‘Socialism’ as a political boogeyman
WASHINGTON — President Trump drew cheers and applause from the right-field bleachers at his State of the Union speech when he declared: “We renew our resolve that America will never be a socialist country.”
It was a softer retread of the old Joe McCarthy war on communism that enflamed this nation in the 1950s, sending many Americans looking under their beds — or hiding there themselves — long before the demise of the Soviet Union.
“Socialism” as a political boogeyman has long ago been deflated by wide public acceptance of social democracy, as refined in Franklin D. Roosevelt’s New Deal, the midwife of the widely accepted social safety net of today’s progressivism.
Two years ago, Sen. Bernie Sanders of Vermont, seeking the Democratic Party presidential nomination as an avowed democratic socialist, won more than 2 million votes.
Many of them came from young Americans accustomed to having that safety net under them, limiting if not eradicating the perils of poverty.
Now the New Deal concept has been broadened into the realm of environmental protection under a Green New Deal seeking to make climate change and other such ecological crusades into everyman causes.
Trump, though, counters with partisan blather, accusing the Democrats of anti-Americanism by declaring: “America was founded on liberty and independence, and not government coercion, domination and control. We are born free and we will stay free.”
Unfortunately, we are not free of the chaos of the governmental mismanagement he has delivered, including a record 35-day shutdown of many of the nation’s services and responsibilities.
The air is increasingly filled with talk of impeaching the president, on grounds of conspiracy with the Russians or of simple corruption in the way Trump has used public office to enrich himself. But it seems just as likely now that Trump could go down for rank incompetence in running the country.
An impeachable offense in practical terms comes down to what the House says it is in articles of impeachment, and then the Senate convicts or acquits. Trump could be discharged from his high office for failing, as the Constitution stipulates, to “faithfully execute the office of President of the United States.”
Meanwhile, a small army of Democrats has declared or is planning to seek the party’s presidential nomination next year, and much of the speculation runs to which one of them would have the best chance to unseat Trump.
Sen. Elizabeth Warren of Massachusetts has opined that Trump may not be president, much less a free man, by the time of the November 2020 balloting.
While that may be Democratic wishful thinking, the mounting cases against Trump from the Justice Department, the judicial Southern District of New York and emolument clause sleuths into his various enrichment schemes could foresee a pre-2020 ouster, or even resignation.

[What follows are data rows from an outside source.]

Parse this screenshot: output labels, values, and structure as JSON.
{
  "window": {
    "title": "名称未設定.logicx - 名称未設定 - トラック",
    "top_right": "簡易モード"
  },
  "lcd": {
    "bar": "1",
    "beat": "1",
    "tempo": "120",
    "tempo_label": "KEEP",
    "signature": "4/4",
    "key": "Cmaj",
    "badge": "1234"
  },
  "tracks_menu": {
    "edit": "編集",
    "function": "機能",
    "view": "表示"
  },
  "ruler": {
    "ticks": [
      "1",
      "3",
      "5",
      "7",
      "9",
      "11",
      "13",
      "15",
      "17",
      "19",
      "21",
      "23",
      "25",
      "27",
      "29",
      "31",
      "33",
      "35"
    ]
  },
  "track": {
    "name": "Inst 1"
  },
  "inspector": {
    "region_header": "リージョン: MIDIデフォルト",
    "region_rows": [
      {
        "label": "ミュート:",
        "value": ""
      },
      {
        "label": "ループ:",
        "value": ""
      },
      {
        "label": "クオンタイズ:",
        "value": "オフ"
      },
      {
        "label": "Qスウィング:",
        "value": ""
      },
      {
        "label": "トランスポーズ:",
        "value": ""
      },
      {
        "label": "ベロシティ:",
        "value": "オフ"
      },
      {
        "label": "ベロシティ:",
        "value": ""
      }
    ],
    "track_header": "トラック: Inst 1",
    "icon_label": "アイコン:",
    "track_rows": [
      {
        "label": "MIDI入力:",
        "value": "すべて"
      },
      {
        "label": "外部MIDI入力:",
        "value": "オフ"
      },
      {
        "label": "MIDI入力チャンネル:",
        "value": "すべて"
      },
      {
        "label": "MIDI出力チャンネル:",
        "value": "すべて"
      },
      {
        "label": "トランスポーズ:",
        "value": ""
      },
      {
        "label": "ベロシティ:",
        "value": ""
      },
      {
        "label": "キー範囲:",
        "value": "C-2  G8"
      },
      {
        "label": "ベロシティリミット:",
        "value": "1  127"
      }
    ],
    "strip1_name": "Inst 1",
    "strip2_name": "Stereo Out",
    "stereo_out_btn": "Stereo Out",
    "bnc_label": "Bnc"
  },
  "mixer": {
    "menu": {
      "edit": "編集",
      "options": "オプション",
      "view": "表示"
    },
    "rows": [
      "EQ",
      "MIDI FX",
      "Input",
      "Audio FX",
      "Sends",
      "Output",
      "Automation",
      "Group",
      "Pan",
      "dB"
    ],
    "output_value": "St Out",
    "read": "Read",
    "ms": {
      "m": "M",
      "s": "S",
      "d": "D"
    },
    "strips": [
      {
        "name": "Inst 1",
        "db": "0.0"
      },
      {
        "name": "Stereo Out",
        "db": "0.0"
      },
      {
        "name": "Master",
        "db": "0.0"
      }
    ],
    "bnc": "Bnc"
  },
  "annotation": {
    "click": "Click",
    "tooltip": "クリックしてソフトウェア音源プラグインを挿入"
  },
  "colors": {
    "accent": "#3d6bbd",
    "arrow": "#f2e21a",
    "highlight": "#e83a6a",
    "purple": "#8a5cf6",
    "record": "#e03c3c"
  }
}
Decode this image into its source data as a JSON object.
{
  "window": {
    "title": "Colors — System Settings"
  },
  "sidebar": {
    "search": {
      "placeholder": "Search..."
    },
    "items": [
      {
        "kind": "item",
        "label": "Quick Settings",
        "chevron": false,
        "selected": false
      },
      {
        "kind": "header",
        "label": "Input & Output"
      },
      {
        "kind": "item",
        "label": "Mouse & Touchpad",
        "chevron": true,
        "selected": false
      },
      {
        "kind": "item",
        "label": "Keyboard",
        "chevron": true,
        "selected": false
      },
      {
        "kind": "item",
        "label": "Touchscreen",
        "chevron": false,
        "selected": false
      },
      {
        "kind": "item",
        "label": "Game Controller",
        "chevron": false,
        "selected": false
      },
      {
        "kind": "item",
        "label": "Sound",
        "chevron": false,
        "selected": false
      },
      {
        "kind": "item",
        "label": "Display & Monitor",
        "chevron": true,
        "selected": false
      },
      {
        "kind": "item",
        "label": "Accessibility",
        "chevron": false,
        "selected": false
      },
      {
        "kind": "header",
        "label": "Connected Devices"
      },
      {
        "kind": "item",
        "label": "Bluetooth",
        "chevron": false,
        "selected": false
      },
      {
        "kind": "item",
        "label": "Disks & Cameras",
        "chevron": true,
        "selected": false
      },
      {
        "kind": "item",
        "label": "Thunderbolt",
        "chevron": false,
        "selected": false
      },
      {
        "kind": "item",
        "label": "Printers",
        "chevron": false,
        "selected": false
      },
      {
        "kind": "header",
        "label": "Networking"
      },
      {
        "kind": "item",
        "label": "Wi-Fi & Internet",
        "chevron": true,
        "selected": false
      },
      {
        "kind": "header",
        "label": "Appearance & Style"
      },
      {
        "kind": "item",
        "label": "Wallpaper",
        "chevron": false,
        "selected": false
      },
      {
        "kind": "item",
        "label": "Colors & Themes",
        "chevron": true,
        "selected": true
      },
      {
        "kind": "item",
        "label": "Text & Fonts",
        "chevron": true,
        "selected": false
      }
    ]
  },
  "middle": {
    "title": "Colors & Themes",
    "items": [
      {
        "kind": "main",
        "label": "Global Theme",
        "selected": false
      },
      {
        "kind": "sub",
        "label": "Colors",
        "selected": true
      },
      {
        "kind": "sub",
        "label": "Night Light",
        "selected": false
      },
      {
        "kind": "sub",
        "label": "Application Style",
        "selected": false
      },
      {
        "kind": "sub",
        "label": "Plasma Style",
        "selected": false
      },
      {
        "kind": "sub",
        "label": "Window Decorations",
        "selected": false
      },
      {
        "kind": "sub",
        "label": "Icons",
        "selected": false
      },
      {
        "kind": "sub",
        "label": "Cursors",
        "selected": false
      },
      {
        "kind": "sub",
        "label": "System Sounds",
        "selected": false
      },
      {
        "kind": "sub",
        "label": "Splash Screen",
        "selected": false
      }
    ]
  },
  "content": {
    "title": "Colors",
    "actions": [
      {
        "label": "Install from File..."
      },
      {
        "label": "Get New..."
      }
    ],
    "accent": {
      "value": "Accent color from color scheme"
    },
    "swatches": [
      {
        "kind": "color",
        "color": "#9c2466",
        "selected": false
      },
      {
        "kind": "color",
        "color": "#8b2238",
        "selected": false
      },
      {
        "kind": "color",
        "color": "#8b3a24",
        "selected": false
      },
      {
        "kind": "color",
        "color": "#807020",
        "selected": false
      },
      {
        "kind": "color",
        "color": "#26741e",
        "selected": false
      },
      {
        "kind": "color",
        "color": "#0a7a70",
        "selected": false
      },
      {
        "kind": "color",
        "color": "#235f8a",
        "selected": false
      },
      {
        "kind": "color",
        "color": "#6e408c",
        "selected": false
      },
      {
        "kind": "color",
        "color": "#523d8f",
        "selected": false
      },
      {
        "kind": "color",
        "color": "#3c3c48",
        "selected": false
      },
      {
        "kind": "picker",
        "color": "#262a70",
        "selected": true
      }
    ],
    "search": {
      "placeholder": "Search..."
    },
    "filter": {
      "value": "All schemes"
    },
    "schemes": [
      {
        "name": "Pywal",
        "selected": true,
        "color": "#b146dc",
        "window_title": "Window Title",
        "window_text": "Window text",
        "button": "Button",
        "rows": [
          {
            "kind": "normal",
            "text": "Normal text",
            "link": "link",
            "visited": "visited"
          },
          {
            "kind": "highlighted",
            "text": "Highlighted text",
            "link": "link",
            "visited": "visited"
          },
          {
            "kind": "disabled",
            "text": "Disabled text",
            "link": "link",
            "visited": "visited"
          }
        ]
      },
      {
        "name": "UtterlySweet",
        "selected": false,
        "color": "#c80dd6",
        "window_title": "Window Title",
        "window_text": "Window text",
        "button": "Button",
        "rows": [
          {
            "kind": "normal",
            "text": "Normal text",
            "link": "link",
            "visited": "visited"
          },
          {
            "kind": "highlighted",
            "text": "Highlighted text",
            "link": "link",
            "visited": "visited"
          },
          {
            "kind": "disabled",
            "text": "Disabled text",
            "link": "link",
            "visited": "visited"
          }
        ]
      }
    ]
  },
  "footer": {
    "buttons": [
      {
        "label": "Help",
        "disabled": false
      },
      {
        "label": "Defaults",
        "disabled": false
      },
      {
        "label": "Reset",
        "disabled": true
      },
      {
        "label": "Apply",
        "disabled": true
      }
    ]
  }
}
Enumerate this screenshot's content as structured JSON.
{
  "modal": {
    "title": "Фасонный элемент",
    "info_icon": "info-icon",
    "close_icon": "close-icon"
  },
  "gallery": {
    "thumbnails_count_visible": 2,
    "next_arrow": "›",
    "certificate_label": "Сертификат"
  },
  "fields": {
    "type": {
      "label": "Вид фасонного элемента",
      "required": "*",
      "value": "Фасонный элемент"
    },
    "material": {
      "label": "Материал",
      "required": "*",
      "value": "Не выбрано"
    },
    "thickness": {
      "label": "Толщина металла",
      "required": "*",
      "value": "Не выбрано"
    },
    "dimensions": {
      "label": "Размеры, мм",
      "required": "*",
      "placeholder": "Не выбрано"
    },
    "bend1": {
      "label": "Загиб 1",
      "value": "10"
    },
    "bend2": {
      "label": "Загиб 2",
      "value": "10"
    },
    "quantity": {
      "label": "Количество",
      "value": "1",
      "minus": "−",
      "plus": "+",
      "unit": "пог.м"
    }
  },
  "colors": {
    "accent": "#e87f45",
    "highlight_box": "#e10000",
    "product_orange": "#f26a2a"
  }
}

That outcome may seem far-fetched as of now, considering Trump’s narcissistic self-appraisal and clear indications of his determination to slash and burn his way out of his current dilemmas.
But that could change if his family members find themselves in legal jeopardy.
Richard Nixon 45 years ago fought to the 11th hour of his own likely impeachment before Senate friends told him the White House tapes assured the jig was up, and he chose resignation. Who are the Senate Republicans, currently cowed by Trump, who would do the same today, and would this president listen to them?
In any event, the best recourse for the Democratic Party hoping to be the instrument of ending the Trump era might be coalescing around one challenger.
But its ranks now are divided among old liberals, moderates and conservatives, as well as progressives bolstered by new millennial political movements. So coming together behind one candidate won’t be easy.
On paper, former Vice President Joe Biden has the right credentials, but at 77 he’s hardly the fresh face the new generation wants.
Meanwhile, Trump plays the tired old card of casting “socialism” as a dirty word. But many voters now embrace its most basic tenets of enlisting government to advance the well-being of all, including those on the lower rungs of the economic and social ladder. So the former dirty word may well have been scrubbed much cleaner by now.
Editor’s note: Jules Witcover’s latest book is “The American Vice Presidency: From Irrelevance to Power,” published by Smithsonian Books. You can respond to this column at email@example.com.